Can you post a link to the spray gun you bought?
2 years ago
Waxoyl in the UK.
Ziebart was the add-on extra treatment you could buy at the the time of vehicle purchase.
These days, the vehicle claps out long before the rist writes it off, but there are plenty of parts like suspension struts and brake shields that get a lick of paint and soon start rusting.
In the bad old days of British Leyland, vehicles were rotting before they got to the dealers.
Early Minis leaked like sieves, sill panels were first to go followed by rear sub-frames.
Leaking engine oil saved the front frames.
2 years ago
Why are you hiding the product you're using? I'd like to know if I can find something similiar but all you provide is wax like or oil like.
Reply 2 years ago

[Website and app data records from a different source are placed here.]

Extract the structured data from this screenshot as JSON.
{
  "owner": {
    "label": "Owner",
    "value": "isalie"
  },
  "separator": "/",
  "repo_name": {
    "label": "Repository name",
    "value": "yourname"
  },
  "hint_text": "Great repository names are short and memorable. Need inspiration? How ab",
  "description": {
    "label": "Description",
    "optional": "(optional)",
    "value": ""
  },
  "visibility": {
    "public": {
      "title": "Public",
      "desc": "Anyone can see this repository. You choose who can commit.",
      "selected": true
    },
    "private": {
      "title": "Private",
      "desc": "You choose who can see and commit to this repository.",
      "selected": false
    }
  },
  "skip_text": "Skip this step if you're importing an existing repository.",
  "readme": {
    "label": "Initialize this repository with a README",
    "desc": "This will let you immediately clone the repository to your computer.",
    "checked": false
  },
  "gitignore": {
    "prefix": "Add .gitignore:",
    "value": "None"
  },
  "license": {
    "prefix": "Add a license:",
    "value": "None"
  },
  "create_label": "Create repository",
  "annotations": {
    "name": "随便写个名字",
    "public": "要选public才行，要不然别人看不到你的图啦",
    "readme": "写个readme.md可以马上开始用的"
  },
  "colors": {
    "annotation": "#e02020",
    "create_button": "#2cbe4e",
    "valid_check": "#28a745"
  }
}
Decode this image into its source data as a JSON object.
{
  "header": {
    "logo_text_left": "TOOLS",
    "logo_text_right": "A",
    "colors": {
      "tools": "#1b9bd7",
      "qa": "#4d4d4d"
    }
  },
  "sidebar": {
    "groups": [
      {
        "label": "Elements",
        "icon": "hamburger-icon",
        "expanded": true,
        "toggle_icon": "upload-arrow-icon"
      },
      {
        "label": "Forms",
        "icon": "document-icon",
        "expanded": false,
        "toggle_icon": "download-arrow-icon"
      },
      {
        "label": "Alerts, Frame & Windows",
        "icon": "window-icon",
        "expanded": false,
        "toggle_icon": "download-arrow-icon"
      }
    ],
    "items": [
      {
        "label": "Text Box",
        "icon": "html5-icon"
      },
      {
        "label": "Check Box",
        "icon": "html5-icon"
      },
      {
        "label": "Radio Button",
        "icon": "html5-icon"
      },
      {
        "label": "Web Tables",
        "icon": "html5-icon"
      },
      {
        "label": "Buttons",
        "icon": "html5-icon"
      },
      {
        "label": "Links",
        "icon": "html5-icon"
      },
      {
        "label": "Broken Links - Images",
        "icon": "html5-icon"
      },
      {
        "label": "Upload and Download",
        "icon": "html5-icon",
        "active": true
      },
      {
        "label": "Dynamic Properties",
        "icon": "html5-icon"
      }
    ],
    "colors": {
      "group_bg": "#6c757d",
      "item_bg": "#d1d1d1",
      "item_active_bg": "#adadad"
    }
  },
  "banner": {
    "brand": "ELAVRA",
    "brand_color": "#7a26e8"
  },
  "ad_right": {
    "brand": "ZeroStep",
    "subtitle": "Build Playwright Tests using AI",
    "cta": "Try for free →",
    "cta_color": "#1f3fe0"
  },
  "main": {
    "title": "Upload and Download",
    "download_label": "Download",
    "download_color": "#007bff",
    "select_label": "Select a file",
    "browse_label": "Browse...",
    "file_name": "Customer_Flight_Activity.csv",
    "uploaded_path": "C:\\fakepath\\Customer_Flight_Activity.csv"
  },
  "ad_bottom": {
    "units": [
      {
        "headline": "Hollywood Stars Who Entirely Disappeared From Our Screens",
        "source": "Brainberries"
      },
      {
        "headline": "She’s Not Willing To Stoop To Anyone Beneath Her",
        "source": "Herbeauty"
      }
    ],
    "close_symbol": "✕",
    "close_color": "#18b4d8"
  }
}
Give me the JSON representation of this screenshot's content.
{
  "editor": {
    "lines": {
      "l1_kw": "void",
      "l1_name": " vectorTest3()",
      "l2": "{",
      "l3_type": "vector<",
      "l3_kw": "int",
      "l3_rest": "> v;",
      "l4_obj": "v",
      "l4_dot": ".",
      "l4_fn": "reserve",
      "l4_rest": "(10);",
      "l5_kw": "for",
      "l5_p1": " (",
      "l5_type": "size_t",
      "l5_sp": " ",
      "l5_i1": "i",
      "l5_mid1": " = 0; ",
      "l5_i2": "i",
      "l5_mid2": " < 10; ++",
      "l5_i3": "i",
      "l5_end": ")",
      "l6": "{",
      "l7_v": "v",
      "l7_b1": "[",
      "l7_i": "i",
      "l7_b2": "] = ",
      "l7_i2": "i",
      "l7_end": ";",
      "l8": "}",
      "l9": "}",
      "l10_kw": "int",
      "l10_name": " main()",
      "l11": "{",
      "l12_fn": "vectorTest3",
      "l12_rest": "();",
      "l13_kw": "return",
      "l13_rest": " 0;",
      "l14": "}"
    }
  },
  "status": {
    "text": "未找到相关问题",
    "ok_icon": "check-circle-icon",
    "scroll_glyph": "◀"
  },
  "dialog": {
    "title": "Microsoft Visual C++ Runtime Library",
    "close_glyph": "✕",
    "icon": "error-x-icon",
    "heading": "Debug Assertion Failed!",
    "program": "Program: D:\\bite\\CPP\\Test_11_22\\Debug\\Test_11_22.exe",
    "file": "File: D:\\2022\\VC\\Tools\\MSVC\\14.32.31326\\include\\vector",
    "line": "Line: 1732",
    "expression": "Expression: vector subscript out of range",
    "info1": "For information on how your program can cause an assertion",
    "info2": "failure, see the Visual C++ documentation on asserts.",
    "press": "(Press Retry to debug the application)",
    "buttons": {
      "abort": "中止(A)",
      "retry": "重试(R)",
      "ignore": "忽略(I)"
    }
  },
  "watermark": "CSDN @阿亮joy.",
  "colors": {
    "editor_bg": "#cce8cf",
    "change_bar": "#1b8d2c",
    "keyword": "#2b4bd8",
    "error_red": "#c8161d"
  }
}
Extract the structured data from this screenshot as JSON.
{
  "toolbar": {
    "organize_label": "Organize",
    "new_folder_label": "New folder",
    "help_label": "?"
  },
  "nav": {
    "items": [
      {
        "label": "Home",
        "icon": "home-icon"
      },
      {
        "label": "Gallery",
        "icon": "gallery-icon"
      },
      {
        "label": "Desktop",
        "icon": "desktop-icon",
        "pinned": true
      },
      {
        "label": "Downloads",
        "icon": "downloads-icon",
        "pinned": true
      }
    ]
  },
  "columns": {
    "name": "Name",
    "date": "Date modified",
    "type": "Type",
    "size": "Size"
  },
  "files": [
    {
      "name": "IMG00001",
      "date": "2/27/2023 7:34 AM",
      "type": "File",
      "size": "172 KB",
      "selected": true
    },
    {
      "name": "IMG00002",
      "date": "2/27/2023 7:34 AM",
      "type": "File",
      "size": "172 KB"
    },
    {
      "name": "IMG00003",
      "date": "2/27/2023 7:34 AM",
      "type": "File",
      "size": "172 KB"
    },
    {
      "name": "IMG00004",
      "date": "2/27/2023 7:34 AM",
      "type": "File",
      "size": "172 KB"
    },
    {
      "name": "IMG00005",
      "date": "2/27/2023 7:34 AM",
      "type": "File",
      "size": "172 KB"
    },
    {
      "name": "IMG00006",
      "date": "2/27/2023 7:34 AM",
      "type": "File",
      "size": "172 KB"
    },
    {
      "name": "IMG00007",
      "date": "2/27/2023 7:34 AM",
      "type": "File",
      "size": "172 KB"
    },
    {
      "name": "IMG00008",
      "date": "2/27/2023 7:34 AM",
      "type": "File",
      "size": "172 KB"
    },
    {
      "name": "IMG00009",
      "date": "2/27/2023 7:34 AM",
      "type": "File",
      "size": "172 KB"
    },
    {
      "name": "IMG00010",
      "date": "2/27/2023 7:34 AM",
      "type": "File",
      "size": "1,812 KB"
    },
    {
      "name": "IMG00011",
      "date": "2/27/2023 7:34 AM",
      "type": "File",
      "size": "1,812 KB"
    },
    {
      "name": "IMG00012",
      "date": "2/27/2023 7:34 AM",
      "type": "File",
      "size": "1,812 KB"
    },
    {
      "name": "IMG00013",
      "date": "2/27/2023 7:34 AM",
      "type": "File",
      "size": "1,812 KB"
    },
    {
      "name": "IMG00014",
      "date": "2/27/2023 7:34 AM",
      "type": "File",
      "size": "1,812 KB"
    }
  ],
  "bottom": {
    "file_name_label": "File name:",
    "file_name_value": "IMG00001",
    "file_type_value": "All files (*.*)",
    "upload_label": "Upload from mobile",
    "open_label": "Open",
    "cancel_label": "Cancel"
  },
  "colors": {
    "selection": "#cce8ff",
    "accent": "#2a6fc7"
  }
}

I'm not hiding the product. You have to realize my viewer base is worldwide, not everyone has the same products available. The product I used was Proform PF711, it's a Canadian manufacturer. Furthermore specific products may not be affordable. If you take something like Plasti Dip, I can go over to the US and purchase it for $5/can. The exact same product in Canada is $25/can. Your best option is going down to your local auto parts store and asking them what they keep in stock, they may have a sale, or they may have a recommendation on what's the best they stock.